== Segment start ==

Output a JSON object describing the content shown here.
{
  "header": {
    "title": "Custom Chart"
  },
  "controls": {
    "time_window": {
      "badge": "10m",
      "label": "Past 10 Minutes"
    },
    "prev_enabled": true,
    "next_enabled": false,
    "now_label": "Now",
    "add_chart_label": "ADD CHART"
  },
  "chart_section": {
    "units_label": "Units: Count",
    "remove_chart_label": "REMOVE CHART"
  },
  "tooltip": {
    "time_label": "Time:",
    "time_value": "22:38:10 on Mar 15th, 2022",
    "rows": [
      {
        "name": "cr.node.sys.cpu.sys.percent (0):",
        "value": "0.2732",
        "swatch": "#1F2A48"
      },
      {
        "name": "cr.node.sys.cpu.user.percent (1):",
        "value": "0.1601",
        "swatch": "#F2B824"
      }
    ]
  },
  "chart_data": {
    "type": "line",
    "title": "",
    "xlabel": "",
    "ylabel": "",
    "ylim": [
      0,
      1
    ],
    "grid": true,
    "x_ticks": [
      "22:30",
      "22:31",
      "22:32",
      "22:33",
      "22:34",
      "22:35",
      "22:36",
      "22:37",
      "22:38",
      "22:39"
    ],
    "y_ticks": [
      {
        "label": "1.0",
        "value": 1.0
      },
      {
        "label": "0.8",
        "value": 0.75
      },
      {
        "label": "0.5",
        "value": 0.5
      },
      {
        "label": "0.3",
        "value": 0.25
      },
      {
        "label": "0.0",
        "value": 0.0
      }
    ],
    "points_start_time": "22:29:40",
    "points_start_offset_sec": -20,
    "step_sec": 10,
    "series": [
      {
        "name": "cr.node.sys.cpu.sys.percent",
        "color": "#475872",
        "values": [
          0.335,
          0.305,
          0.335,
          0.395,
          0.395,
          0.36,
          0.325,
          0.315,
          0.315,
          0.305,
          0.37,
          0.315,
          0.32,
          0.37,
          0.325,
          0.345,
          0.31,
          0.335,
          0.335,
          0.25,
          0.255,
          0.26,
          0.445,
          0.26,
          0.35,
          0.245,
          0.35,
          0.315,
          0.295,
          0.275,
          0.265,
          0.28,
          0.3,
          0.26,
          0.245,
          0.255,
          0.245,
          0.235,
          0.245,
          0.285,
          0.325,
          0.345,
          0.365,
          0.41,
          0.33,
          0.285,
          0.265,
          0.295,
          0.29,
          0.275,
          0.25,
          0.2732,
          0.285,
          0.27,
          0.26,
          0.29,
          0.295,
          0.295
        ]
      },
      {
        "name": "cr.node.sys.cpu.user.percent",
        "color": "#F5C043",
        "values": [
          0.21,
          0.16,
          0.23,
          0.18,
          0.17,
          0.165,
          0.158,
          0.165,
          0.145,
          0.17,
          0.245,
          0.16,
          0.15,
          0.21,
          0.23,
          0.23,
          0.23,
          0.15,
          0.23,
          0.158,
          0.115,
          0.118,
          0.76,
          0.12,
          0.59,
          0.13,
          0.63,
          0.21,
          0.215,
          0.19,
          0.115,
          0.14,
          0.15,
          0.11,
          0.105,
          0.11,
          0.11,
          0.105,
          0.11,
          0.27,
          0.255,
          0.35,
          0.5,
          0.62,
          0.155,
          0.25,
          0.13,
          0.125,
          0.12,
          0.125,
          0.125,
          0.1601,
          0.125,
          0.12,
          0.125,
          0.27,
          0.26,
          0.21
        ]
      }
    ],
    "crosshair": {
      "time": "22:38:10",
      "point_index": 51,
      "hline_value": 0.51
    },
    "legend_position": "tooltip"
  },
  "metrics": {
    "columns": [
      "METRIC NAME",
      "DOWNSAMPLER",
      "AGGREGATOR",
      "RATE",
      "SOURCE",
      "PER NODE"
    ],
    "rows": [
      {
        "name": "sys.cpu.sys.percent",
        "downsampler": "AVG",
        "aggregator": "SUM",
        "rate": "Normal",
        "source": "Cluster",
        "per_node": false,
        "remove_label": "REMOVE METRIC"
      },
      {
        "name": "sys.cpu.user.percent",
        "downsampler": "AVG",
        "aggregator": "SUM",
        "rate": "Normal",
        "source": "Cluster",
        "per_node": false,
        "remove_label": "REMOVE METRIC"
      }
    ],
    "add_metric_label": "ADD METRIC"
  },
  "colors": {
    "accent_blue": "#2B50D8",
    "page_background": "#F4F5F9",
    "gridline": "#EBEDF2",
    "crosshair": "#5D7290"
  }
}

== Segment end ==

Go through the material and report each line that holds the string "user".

        "name": "cr.node.sys.cpu.user.percent (1):",
        "name": "cr.node.sys.cpu.user.percent",
        "name": "sys.cpu.user.percent",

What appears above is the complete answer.